(Data excerpts)
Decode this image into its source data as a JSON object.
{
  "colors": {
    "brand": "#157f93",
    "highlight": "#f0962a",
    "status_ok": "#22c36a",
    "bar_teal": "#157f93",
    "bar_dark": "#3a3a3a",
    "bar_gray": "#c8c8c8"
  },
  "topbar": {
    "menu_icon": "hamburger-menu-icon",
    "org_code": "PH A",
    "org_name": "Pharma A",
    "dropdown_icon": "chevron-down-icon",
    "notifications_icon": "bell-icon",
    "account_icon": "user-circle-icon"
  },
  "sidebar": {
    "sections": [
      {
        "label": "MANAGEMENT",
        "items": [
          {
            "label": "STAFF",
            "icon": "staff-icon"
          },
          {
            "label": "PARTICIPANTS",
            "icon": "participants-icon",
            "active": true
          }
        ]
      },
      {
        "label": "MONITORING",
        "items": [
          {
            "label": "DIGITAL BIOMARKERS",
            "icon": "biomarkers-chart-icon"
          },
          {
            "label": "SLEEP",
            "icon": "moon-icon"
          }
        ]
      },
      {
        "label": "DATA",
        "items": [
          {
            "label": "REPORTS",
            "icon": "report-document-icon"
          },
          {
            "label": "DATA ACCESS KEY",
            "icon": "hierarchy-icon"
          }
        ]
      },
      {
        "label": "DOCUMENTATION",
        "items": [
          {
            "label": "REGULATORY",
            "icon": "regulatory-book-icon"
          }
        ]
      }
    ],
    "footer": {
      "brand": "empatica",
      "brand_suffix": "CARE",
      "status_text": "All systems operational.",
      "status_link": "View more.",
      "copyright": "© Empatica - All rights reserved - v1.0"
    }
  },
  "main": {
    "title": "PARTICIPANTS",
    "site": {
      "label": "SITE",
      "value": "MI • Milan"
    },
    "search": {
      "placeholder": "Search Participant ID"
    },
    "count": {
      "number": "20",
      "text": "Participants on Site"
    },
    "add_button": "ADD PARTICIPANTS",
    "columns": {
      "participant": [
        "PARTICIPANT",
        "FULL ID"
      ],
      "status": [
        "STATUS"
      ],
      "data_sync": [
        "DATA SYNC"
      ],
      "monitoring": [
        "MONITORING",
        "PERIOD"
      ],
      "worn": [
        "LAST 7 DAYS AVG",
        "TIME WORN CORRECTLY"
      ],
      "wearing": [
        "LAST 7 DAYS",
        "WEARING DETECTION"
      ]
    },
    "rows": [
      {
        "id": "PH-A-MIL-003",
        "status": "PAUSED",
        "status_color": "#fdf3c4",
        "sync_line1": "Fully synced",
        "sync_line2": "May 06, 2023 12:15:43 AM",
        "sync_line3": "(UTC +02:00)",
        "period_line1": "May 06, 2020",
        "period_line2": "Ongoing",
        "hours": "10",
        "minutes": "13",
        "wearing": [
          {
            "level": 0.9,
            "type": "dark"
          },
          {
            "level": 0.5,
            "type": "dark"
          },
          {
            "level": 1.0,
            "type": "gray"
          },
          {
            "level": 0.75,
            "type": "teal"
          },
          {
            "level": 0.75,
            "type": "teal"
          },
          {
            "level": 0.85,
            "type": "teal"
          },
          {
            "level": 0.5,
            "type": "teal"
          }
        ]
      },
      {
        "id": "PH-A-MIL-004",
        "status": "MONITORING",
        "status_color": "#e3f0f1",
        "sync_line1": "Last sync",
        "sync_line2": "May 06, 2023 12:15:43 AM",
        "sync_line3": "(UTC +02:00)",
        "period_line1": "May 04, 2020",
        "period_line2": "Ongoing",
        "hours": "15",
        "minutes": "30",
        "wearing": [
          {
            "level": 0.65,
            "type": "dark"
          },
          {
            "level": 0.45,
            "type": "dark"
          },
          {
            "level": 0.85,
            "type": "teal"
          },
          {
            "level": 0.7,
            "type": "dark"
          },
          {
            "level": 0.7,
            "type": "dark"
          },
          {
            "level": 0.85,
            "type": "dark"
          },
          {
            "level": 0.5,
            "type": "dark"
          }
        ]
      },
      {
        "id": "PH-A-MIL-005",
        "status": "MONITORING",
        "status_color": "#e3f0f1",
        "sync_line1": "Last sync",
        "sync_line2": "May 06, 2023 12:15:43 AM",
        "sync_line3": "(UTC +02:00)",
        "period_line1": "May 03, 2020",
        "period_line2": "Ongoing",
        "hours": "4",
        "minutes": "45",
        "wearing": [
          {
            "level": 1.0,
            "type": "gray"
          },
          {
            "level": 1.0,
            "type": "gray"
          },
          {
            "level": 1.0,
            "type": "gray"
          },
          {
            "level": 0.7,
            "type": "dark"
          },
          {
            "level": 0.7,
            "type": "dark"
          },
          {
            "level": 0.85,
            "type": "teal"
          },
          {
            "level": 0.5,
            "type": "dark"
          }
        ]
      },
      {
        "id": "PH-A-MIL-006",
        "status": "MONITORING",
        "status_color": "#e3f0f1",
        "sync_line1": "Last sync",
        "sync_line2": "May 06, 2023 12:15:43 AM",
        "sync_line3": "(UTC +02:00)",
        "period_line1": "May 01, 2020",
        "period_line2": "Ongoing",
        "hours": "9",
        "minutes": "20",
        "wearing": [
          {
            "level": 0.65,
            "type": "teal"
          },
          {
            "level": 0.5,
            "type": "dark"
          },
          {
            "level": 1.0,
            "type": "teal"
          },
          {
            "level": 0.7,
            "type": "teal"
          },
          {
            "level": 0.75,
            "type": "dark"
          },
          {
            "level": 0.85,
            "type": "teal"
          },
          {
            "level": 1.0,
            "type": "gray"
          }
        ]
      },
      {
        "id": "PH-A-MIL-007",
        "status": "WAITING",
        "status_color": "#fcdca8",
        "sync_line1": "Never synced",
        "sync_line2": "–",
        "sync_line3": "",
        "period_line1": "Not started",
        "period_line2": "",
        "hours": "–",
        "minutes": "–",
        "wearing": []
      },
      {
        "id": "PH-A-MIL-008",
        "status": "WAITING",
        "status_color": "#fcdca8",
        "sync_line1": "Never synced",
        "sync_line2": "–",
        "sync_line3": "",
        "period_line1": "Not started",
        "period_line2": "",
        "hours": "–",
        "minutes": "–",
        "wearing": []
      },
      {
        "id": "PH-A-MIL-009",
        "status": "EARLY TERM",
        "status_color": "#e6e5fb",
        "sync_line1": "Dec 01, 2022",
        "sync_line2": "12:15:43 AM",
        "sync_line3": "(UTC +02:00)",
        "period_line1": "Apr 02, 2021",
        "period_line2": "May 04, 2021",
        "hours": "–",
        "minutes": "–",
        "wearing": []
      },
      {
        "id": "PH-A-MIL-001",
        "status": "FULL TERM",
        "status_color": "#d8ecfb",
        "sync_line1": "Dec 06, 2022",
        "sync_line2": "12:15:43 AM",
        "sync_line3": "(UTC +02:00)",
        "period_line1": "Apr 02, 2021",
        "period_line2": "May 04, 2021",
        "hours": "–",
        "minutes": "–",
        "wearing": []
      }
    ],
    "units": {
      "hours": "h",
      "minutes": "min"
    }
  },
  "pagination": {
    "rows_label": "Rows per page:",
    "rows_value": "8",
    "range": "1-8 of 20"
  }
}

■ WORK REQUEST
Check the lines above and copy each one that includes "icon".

■ ANSWER FOR THIS EXERCISE
    "menu_icon": "hamburger-menu-icon",
    "dropdown_icon": "chevron-down-icon",
    "notifications_icon": "bell-icon",
    "account_icon": "user-circle-icon"
            "icon": "staff-icon"
            "icon": "participants-icon",
            "icon": "biomarkers-chart-icon"
            "icon": "moon-icon"
            "icon": "report-document-icon"
            "icon": "hierarchy-icon"
            "icon": "regulatory-book-icon"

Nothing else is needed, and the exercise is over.